Upon returning, I would find that my splits are not as great as they once were.
Every type of yoga will increase joint mobility and suppleness eventually. Longer holds of Yin Yoga are best if you want high flexibility and splits.
There are no rules about how often to practice. You can do yoga every day or even two times a day if that’s what you need. There are no restrictions about how often to practice.
However, there's a catch. Flexibility training should always be accompanied by at least some aspect of strength training.
A person can develop hypermobility and instability in joints by focusing on flexibility only. Weight training will help establish support and protection for joints.
How Much Yoga Is Too Much?
Performing Yoga for some time causes it to be a habit. So at this point, no amount of yoga is too much.
If you find solace in yoga for several hours every day and you are satisfied, marvellous! Think of someone you know who does this and tell yourself that the frequency doesn’t fit your life, but don’t feel bad.
What works for some people doesn't work for others.
The key to peaceful, satisfying yoga is gratitude.

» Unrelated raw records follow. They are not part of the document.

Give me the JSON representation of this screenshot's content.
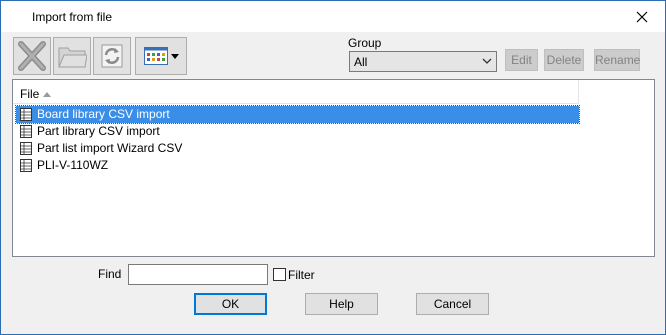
{
  "window": {
    "title": "Import from file",
    "close_glyph": "✕"
  },
  "toolbar": {
    "buttons": [
      {
        "name": "delete-tool",
        "icon": "cross-icon"
      },
      {
        "name": "open-folder-tool",
        "icon": "folder-icon"
      },
      {
        "name": "refresh-tool",
        "icon": "refresh-icon"
      },
      {
        "name": "view-mode-tool",
        "icon": "grid-view-icon"
      }
    ]
  },
  "group": {
    "label": "Group",
    "selected": "All",
    "edit_label": "Edit",
    "delete_label": "Delete",
    "rename_label": "Rename"
  },
  "list": {
    "column_header": "File",
    "items": [
      {
        "label": "Board library CSV import",
        "selected": true
      },
      {
        "label": "Part library CSV import",
        "selected": false
      },
      {
        "label": "Part list import Wizard CSV",
        "selected": false
      },
      {
        "label": "PLI-V-110WZ",
        "selected": false
      }
    ]
  },
  "find": {
    "label": "Find",
    "value": "",
    "filter_label": "Filter",
    "filter_checked": false
  },
  "buttons": {
    "ok_label": "OK",
    "help_label": "Help",
    "cancel_label": "Cancel"
  },
  "colors": {
    "accent": "#0078d7",
    "selection": "#3b8ee8",
    "frame": "#2b6cb3"
  }
}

As long as you get your yoga in, be mindful of your needs and approach the practice with an exciting demeanour rather than a forceful one, the benefits are going to be great.
I have been practising yoga for three years now, and I couldn’t imagine my life without it. I began on a whim, and after my first class, I was hooked.
I do yoga, and I love it. I want to thank you for the great work on your website.
Consistency is crucial in achieving your goals whether you’re training two days per week or 6; if you want to create a practice that will help you feel better, it’s essential to choose yoga classes that align with what you want to achieve.
Though yoga is not a fast-paced workout, there are still many benefits to practising it regularly.
If you have a history of making good decisions about your wellness, it will be easier to practice yoga.
It's not worth doing a daily Ashtanga yoga class if you are trying to build muscle.
Yoga is not a competition, and the more you do doesn't mean better results do.
Therefore, get practising and do it with a frequency that suits your goals. Don’t copy someone else’s yoga routine.
Once it works for you, own it.